More precisely, while the 1) US response to this dumping has been to impose trade tariffs, running from 31% to 250% on solar tech imports from China, along with tariffs of 45% to 71% on imports of Chinese wind turbine towers; and 2) the European Commission in June 2013 announced provisional tariffs on imports of Chinese solar products, ranging from 37.3% to 58.7%. Canada is the only country dumb enough to accept, via FIPPA, a guaranteed exemption for environmental technologies from commercial barriers.
In the US, the action taken by the US Dept. of Commerce in Fall 2012 followed 1) the bankruptcies of 4 US solar firms; 2) complaints filed by The Coalition for American Solar Manufacturing (CASM), representing 11,000 US workers and 150 US companies; and 3) complaints filed by the US Wind Tower Trade Coalition, representing 4 US wind tower manufacturers.
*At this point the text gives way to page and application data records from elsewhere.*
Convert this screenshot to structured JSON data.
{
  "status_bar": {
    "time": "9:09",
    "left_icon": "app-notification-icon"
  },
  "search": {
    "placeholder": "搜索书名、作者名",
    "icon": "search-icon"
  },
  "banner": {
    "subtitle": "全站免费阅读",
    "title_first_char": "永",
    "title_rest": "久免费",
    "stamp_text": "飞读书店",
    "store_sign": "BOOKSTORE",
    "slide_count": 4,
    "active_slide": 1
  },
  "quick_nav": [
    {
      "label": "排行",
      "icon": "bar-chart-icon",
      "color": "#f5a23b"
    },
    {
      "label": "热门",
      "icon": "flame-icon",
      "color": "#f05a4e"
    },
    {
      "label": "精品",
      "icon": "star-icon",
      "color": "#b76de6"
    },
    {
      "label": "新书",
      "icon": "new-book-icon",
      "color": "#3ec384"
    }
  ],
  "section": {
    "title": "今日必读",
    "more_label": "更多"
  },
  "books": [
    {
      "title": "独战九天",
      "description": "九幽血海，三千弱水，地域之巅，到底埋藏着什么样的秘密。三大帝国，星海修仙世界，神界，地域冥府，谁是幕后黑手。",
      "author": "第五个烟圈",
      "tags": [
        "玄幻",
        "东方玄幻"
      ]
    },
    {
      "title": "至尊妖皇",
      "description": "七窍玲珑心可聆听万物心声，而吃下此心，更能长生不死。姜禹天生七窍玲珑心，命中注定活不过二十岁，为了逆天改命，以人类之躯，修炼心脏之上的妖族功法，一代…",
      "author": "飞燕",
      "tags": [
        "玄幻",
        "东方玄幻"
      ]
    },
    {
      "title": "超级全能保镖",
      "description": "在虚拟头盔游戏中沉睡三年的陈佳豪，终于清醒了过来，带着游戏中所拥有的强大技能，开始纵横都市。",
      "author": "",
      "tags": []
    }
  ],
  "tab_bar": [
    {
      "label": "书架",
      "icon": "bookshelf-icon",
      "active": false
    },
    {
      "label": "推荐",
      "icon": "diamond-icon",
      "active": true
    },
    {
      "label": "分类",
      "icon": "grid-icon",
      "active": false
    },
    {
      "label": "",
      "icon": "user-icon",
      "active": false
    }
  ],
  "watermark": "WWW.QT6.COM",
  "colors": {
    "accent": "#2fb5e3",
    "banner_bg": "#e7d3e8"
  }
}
With 119,000 jobs in the US solar sector in 2012 – a 13.2% increase over 2011 – and 75,000 in the US wind sector in 2011, the US wanted to take swift action to address unfair trade practices affecting sectors experiencing solid growth in these difficult economic times.
In Europe, the European Commission (EC) took action on complaints from EU ProSun, a group representing 20 EU solar companies and the majority of European solar industrial capacity. In May 2013, the EC issued a “warning shot” by indicating it might open fair trade probes into Chinese mobile telecom equipment and in June 2013 the EC announced provisional tariffs on solar imports from China, stating that the dumping by China’s solar firms “caused thousands of Europeans to lose their jobs, and 60 European factory closures of which 30 were in Germany alone”.
For Europe, the job stakes are especially high in that its clean tech sectors represented 1.1 million jobs in 2011 – with 372,000 jobs in Germany alone. In effect, “illegal dumping” below the cost of production allowed China to capture more than 80% of the EU solar energy market “from virtually zero” only a few years ago.
Accordingly, beginning on June 6, 2013, the EC tariffs came into effect at a reduced rate of 11.8% for 2 months with the game plan being that, in the event of failed negotiations with China, the full provisional rate would be ramped up to an average of 47.6%, with the high end at 67.9% for the next 4 months. Subsequently, the EC would decide as to whether it would make the tariffs permanent.
In parallel, BSW, Germany’s solar trade association, is reviewing a trade case against China.
Notwithstanding Europe’s sabre rattling, it appears that the majority of European nations, Germany in particular, would prefer a negotiated settlement over trade wars.
China, for its part, initiated its counter-offensive, in July 2012, when it launched WTO anti-dumping and anti-subsidy investigations into allegedly unfair, low-priced US and South Korean polysilicon exports to China. Polysilicon is a key raw material for solar panels and 44% of the polysilicon used by Chinese solar manufacturers comes from the US.
Moreover, China registered a complaint with the WTO to the effect that $7.3B worth of Chinese renewable energy products have been subject to US tariffs in recent years, contrary to WTO rules. China also launched its own probe into subsidies of 4 US states and found they violate WTO rules.
The irony in all this is that, largely due to US polysilicon exports to China, the US had a $1.6B clean tech trade surplus with China in 2011. Specifically, when polysilicon, PV production machines and solar materials are factored in, the US held a $913M solar trade surplus over China in 2011.
Regarding China’s response to the EC’s June 2013 tariff initiatives, China’s polysilicon producers have called on Beijing to launch an anti-dumping investigation into European polysilicon imports, and urged Beijing to retaliate.
To add some colour to China’s sabre rattling, it has also indicated it would investigate the dumping of European wines in China. China did, however, acknowledge that Europe provided for a 2 month period of reduced tariffs.
Over the long run, however, Chinese manufacturers will likely to have an advantage in trade wars because of generous, cheap financing, lower production costs, scales of production which lower total costs, and an ability to refine silicon, make wafers and cells and build modules, as well as, or better than, any other group of manufacturers.